SIPs R-values vary depending on panel thickness and insulating product. Standard EPS SIPs have a nominal R-value ranging from R-4 to R-5 per inch of thickness. Panels made of polyisocyanurate or polyurethane typically cost more and offer a less environmentally prudent alternative, but they also are more fire- and water vapor diffusion–resistant than EPS and have R-values of R-6 to R-7 per inch.

Although some green building advocates object to the use of any petroleum-based building product in ecological construction, SIPA states on its Web site that EPS insulation made of petroleum-derived styrene is actually 98% air. The institute also claims that a SIPs house saves—in its first year—about 19 times the amount of energy required to make the EPS foam used to construct it. EPS foam cores also are recyclable, with some manufacturers accepting scrap material from builders.

“You have to look at the environmental impact of a product over its entire life span,” says Schwind, “with SIPs offering superior energy efficiency over at least 30 years.”

The most environmentally friendly core available today uses recycled waste agricultural straw; however, straw SIPs offer less insulation per inch of thickness, and the panels are considerably heavier, making transportation and jobsite handling a consideration.

The Structural Skin

One environmental concern with SIPs is the presence of formaldehyde in the OSB skins. Although none of the manufacturers we interviewed for this article offer an OSB skin with binders completely free of formaldehyde, some offer alternative skins, such as drywall and cement board. All expressed a preference for OSB as being the most economical and jobsite-resistant cladding.

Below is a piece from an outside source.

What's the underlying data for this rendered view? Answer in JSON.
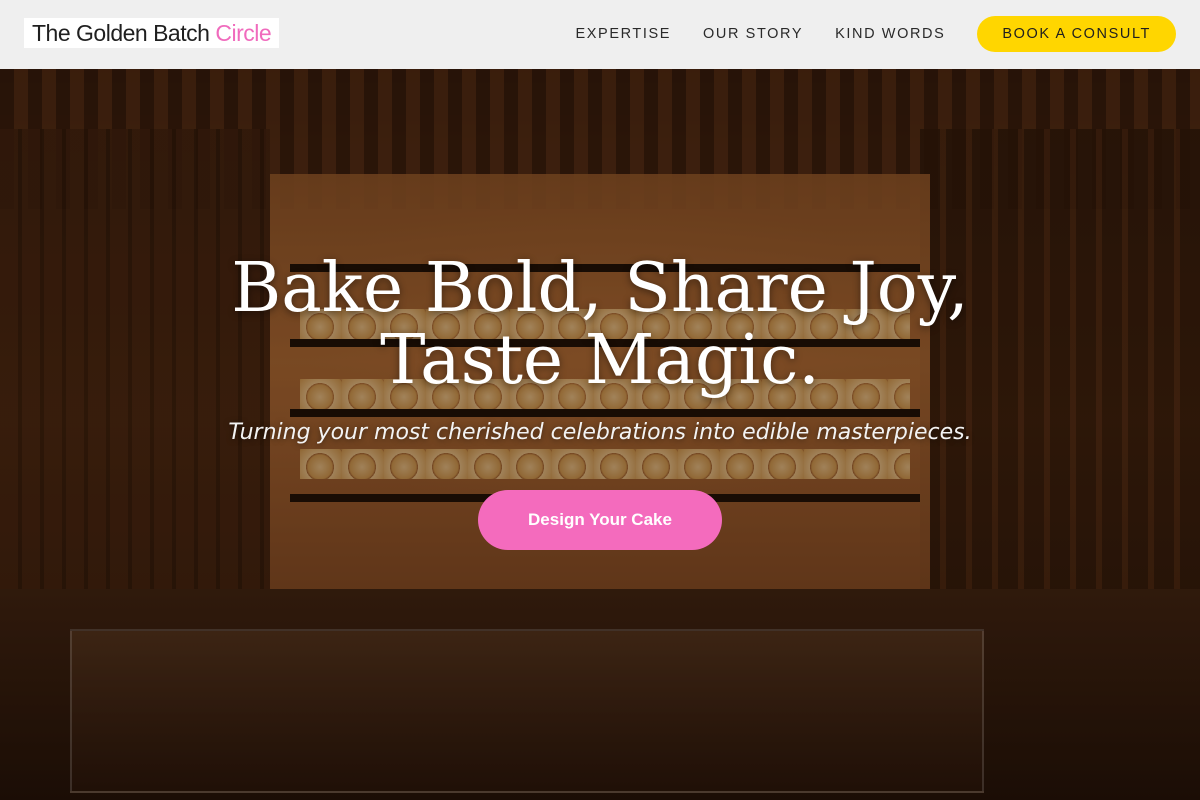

Cement board and drywall are brittle and may break; finished products, such as pine paneling, mar too easily during rough handling.

For those looking for alternative panels, a variety of new materials are available, including light-gauge steel, aluminum, concrete, fiberglass, and a variety of wood panels, such as pine. Some systems offer advantages for particular building needs, especially the cement boards for coastal construction in hurricane-prone areas, where waterproof skins mounted on steel studs offer an advantage over OSB. In the Middle East, SIPs made from a thin layer of Styrofoam sandwiched between about 2 inches of pre-cast concrete have become a popular and economical building material.

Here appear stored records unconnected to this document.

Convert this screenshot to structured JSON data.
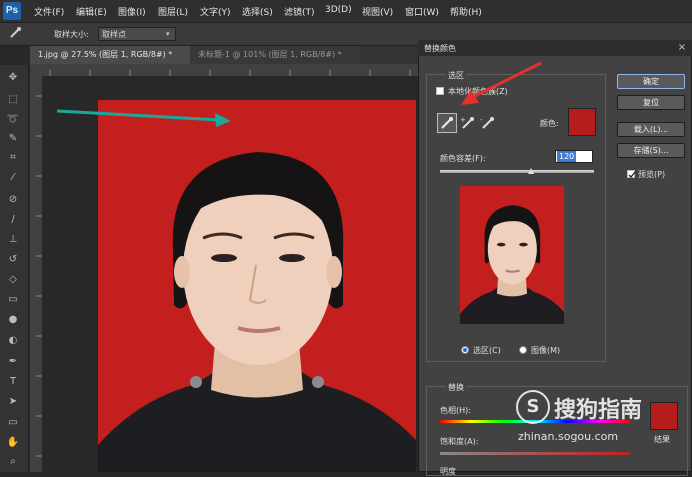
{
  "app": {
    "logo": "Ps"
  },
  "menu": [
    "文件(F)",
    "编辑(E)",
    "图像(I)",
    "图层(L)",
    "文字(Y)",
    "选择(S)",
    "滤镜(T)",
    "3D(D)",
    "视图(V)",
    "窗口(W)",
    "帮助(H)"
  ],
  "options": {
    "sample_size_label": "取样大小:",
    "sample_size_value": "取样点"
  },
  "tabs": [
    {
      "label": "1.jpg @ 27.5% (图层 1, RGB/8#) *",
      "close": "×"
    },
    {
      "label": "未标题-1 @ 101% (图层 1, RGB/8#) *",
      "close": "×"
    }
  ],
  "dialog": {
    "title": "替换颜色",
    "selection": {
      "group_label": "选区",
      "localized_label": "本地化颜色簇(Z)",
      "color_label": "颜色:",
      "color_value": "#b71c1c",
      "fuzziness_label": "颜色容差(F):",
      "fuzziness_value": "120",
      "radio_selection": "选区(C)",
      "radio_image": "图像(M)"
    },
    "buttons": {
      "ok": "确定",
      "reset": "复位",
      "load": "载入(L)...",
      "save": "存储(S)...",
      "preview": "预览(P)"
    },
    "replacement": {
      "group_label": "替换",
      "hue_label": "色相(H):",
      "saturation_label": "饱和度(A):",
      "lightness_label": "明度",
      "result_label": "结果",
      "result_color": "#b71c1c"
    }
  },
  "watermark": {
    "brand": "搜狗指南",
    "url": "zhinan.sogou.com"
  },
  "colors": {
    "accent_arrow": "#19a89a",
    "pointer_arrow": "#e8302a",
    "photo_bg": "#c41f1f"
  }
}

Regardless of material, the air tightness of a well-built SIPs structure requires mechanical ventilation to meet most building codes and for common-sense health and safety. With a properly sized and installed passive ventilation system, SIPs will provide an optimum, energy-efficient, structurally superior building system.

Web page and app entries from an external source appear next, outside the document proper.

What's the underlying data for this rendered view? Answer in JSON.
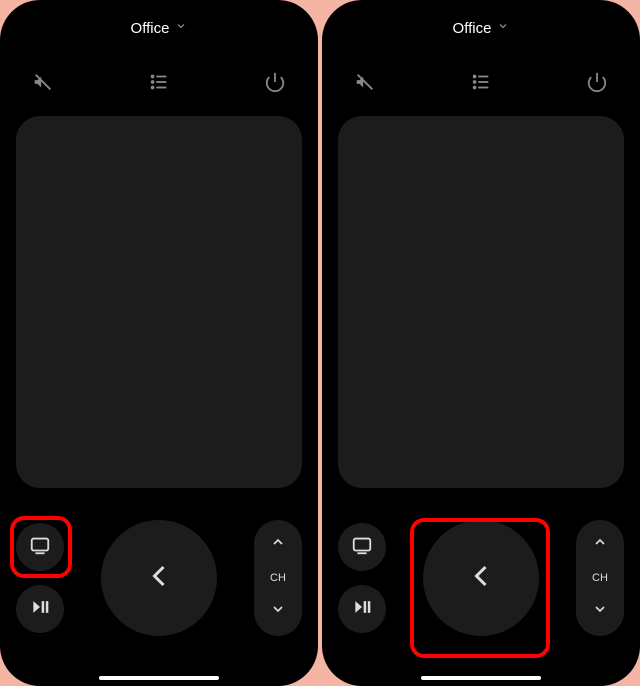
{
  "screens": [
    {
      "header": {
        "title": "Office"
      },
      "channel": {
        "label": "CH"
      },
      "highlight": "input-button"
    },
    {
      "header": {
        "title": "Office"
      },
      "channel": {
        "label": "CH"
      },
      "highlight": "back-button"
    }
  ]
}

Fernando Pages Ruiz builds environmentally friendly, low-cost housing in the Midwest and Mountain States and is the author of Building an Affordable House: Trade Secrets of High Quality, Low Cost Construction and Affordable Remodel.